• 30 seconds (cooling)

• From 300 fpm down to zero

• 40 seconds (6 seconds of burner)

• From neutral to ascent of 500 fpm

• 50 seconds (16 seconds of burner)

• Achieved by leaving burner full on, attaining and exceeding the target

• From 100 fpm down to 100 fpm up

• 10 seconds

• From 200 fpm up to 200 fpm down

• 20 second (two 5 second dumps)

• From 300 fpm down to 300 fpm up

• 25 seconds

• From 500 fpm down to 500 fpm up

• 32 seconds

• Temperature control !!

• Short burns

• Fast ascents – overheat.

• Fast ascents if very high – more overheat.

• Now we’ll look at what happens during a descent.

Resistance is proportional to the velocity squared.

Descent

Up

• What Av. Envelope Temp?

• How to maintain ?

85.5 °C

3 Kg

• What Av. Envelope Temp?

Temperature control not so critical

78 °C

50 Kg

Slowing a Descentby increasing envelope temperature

Equilib T Reached

Exceeded

Temp Up

Downward force

Deceleration rate increases

Descent rate

• Foot off the accelerator v. foot on break

• From 300 fpm down to 0 fpm from 150 ft agl

• 40 seconds (about 4 seconds of burner)

• Does it matter when you put the burn in?

• How do you avoid over burning?

• Is the ET Exceeded?

• How would you stop the balloon more quickly?

• You may be falling but accelerating upwards.

• Once you reach the equilibrium temperature your rate of deceleration will increase.

• If you continue putting in the same burns all the way down you will over-burn.

• Half as much is a good rule.

• Now look at landing.

• Tony Brown – Concorde

• Always aim for the field before

• Line to the ground

• Adjust all the way down – under control

• Stop descent slightly above ground

• When ready, rip out in air and lock.

Which Field ? (slow)

600 ft

Steep descent (45°) possible

3 knots

Which Field ? (fast)

1,000 ft

Steep descent not possible – why?

10 knots

• You are in a 1,000 ft / minute descent, there is only 400 ft before you hit the ground.

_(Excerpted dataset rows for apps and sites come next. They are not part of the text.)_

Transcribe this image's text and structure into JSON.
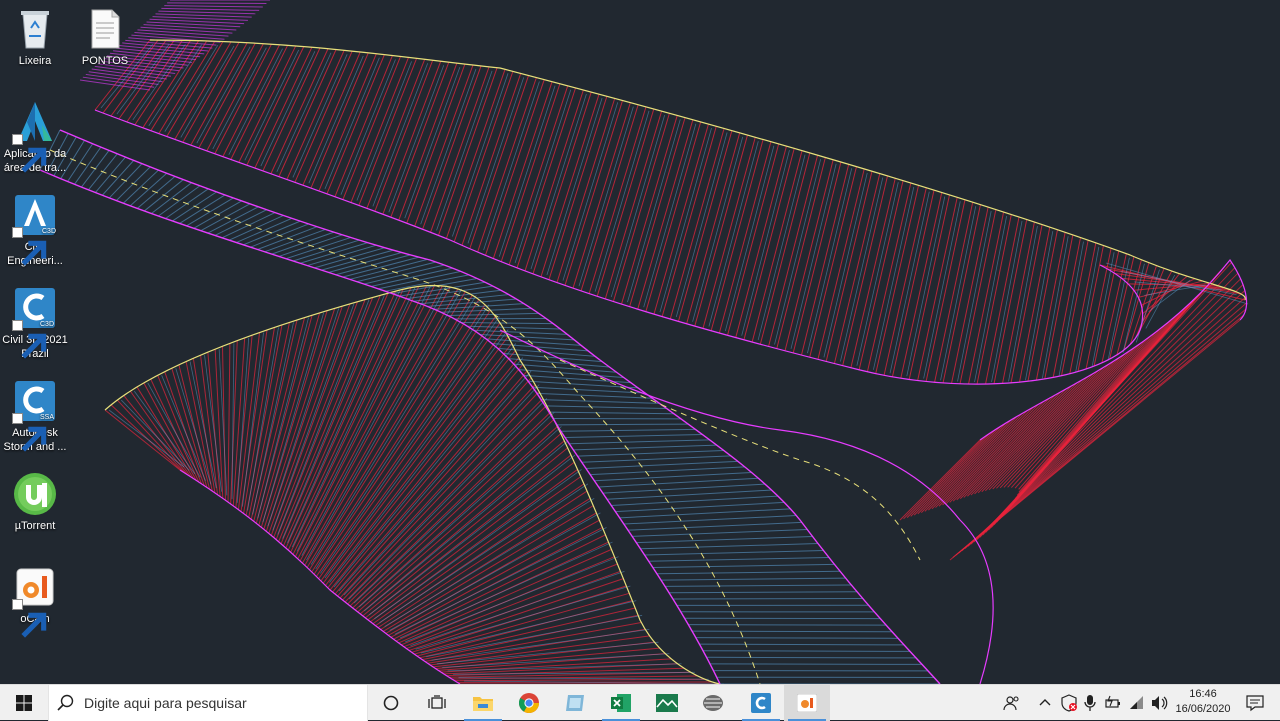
{
  "desktop": {
    "icons": [
      {
        "label": "Lixeira",
        "icon": "recycle-bin-icon"
      },
      {
        "label": "PONTOS",
        "icon": "text-file-icon"
      },
      {
        "label": "Aplicativo da área de tra...",
        "icon": "autodesk-app-icon"
      },
      {
        "label": "Civil Engineeri...",
        "icon": "civil-engineering-icon"
      },
      {
        "label": "Civil 3D 2021 Brazil",
        "icon": "civil3d-icon"
      },
      {
        "label": "Autodesk Storm and ...",
        "icon": "storm-sanitary-icon"
      },
      {
        "label": "µTorrent",
        "icon": "utorrent-icon"
      },
      {
        "label": "oCam",
        "icon": "ocam-icon"
      }
    ],
    "background_color": "#212830"
  },
  "taskbar": {
    "search_placeholder": "Digite aqui para pesquisar",
    "pinned": [
      "start-icon",
      "cortana-icon",
      "task-view-icon",
      "file-explorer-icon",
      "chrome-icon",
      "photos-icon",
      "excel-icon",
      "topograph-icon",
      "network-app-icon",
      "civil3d-taskbar-icon",
      "ocam-taskbar-icon"
    ],
    "tray": [
      "people-icon",
      "show-hidden-icons-icon",
      "defender-icon",
      "microphone-icon",
      "battery-icon",
      "wifi-icon",
      "volume-icon",
      "notification-icon"
    ],
    "clock": {
      "time": "16:46",
      "date": "16/06/2020"
    }
  },
  "colors": {
    "taskbar_bg": "#f0f0f0",
    "line_red": "#e8243c",
    "line_blue": "#5fa3d8",
    "line_magenta": "#e63cff",
    "line_yellow": "#e8e07a"
  }
}
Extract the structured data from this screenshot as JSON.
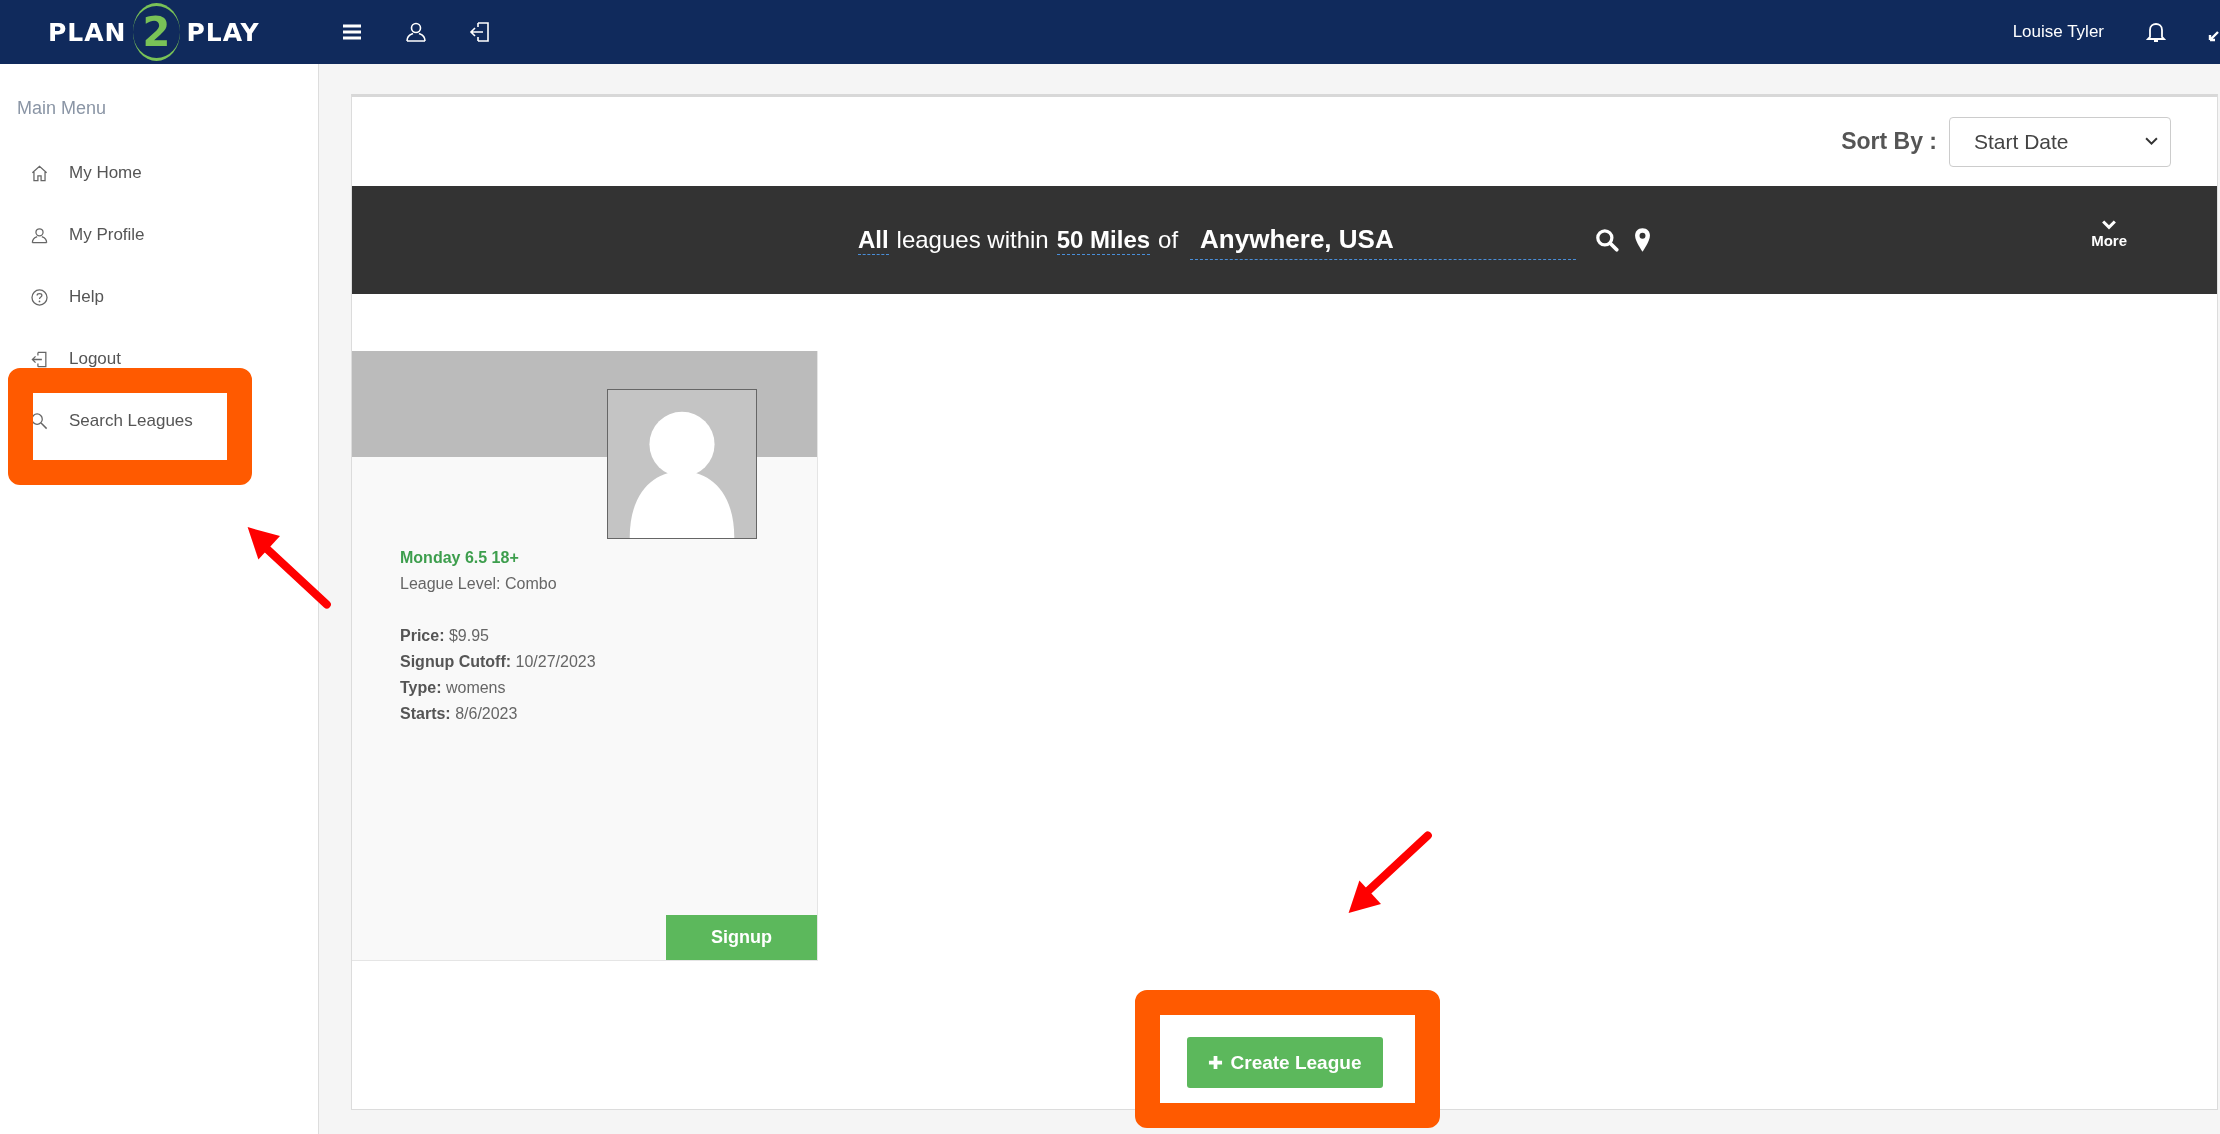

If you put the burner on and leave it on will you avoid hitting the ground?

• Never do anything else (except fly the balloon) for more than 10 seconds.

• If you are 500 ft above the ground a controlled descent rate is 500 ft/minute.

• 400 ft: 400 fpm

• 300 ft: 300 fpm

• Etc.

• Need to know what is happening at any point in time and understand why.

• Need to know what the balloon is capable of and its limitations.

• Understand the basic concept of the equilibrium temperature and the wide range (60 – 120) and how these relate to what the balloon does.